* _DATA LISTING_:
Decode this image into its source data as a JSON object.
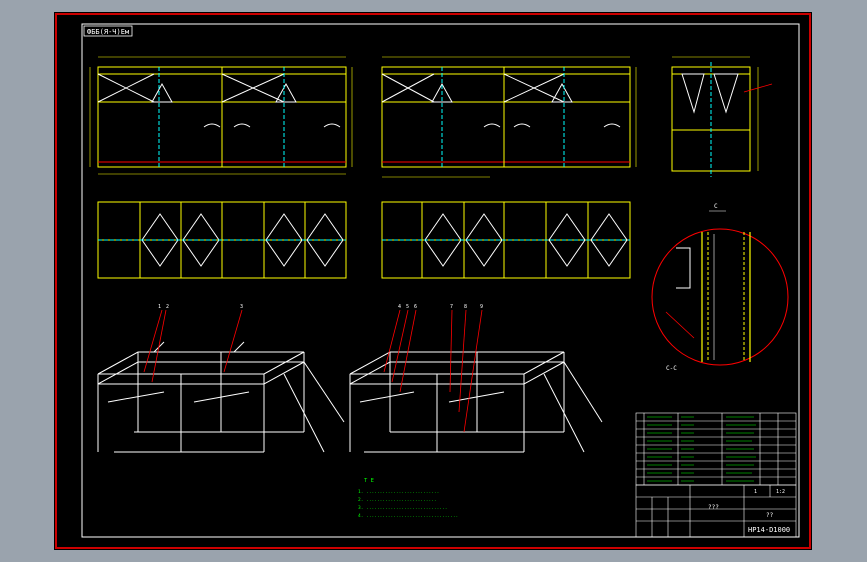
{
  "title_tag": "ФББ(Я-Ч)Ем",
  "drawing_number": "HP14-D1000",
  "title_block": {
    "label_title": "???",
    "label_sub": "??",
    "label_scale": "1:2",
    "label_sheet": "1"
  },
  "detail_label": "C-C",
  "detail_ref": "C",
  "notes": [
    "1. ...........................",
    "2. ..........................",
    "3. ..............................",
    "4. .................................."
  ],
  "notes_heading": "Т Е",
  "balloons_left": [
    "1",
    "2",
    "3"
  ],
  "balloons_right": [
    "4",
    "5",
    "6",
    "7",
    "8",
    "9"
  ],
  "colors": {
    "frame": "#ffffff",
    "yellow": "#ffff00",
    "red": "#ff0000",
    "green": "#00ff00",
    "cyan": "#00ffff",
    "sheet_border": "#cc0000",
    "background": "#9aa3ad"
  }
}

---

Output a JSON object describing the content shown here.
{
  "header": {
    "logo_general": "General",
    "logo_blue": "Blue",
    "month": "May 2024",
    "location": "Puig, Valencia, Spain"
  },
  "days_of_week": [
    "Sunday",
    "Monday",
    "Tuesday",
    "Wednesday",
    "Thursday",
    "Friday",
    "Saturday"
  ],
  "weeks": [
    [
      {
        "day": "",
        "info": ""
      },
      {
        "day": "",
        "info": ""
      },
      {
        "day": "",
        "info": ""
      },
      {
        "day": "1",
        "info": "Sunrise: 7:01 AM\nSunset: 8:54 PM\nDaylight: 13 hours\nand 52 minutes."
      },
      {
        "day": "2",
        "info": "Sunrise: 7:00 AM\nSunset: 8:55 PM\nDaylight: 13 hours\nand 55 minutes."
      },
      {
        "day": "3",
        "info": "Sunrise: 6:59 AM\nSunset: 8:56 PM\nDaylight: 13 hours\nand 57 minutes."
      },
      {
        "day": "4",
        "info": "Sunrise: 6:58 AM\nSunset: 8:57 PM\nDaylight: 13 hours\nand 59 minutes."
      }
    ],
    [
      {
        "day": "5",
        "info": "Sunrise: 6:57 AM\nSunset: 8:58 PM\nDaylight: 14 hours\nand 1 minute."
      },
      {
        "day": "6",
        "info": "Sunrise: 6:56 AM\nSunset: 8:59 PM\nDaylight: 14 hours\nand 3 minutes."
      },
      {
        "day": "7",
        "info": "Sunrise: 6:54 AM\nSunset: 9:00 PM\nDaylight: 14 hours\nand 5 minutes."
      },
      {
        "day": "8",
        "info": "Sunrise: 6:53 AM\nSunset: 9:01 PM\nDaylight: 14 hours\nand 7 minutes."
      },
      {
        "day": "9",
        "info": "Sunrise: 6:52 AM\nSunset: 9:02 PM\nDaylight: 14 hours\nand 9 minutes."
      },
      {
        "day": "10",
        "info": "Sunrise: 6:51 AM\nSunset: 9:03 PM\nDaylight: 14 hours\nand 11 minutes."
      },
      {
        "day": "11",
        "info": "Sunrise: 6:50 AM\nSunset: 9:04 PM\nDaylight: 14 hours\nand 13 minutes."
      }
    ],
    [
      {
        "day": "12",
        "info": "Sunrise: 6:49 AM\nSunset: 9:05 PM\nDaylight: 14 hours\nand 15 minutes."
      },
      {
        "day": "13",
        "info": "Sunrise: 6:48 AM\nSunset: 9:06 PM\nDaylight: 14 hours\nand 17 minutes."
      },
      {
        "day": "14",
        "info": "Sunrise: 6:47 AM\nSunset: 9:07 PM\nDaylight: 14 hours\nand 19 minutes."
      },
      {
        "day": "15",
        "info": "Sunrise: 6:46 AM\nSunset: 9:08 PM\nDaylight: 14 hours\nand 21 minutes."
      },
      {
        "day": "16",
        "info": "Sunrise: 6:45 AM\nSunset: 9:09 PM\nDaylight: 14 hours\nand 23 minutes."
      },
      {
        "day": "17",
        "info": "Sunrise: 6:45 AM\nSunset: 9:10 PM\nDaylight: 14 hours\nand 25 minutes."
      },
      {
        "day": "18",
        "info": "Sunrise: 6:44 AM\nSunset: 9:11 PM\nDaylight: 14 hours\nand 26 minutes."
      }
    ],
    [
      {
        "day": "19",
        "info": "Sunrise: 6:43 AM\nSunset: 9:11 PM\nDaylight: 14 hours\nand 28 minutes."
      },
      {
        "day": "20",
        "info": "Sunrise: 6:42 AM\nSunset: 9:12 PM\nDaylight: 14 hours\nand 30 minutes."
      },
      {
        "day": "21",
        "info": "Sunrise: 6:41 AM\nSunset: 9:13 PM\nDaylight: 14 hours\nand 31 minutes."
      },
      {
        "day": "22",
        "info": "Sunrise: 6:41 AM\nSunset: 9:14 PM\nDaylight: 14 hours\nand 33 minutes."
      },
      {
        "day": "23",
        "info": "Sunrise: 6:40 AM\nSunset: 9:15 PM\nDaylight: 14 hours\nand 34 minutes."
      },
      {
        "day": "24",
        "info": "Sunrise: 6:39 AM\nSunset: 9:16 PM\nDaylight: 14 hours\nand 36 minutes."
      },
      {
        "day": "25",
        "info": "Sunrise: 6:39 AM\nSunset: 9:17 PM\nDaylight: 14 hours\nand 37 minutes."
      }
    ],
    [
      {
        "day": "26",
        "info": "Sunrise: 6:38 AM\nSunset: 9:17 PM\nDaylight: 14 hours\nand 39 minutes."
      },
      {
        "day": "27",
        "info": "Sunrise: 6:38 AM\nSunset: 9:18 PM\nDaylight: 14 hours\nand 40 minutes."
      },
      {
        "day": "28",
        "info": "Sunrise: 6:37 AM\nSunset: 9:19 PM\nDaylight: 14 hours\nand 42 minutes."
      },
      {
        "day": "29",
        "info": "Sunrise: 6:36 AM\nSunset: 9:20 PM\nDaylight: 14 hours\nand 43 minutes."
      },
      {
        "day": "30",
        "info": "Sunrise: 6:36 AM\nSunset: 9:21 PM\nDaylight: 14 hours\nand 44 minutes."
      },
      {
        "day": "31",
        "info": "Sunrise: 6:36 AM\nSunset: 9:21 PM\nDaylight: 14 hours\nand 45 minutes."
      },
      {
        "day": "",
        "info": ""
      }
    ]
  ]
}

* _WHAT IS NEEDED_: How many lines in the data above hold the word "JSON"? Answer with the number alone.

* _RESULT_: 2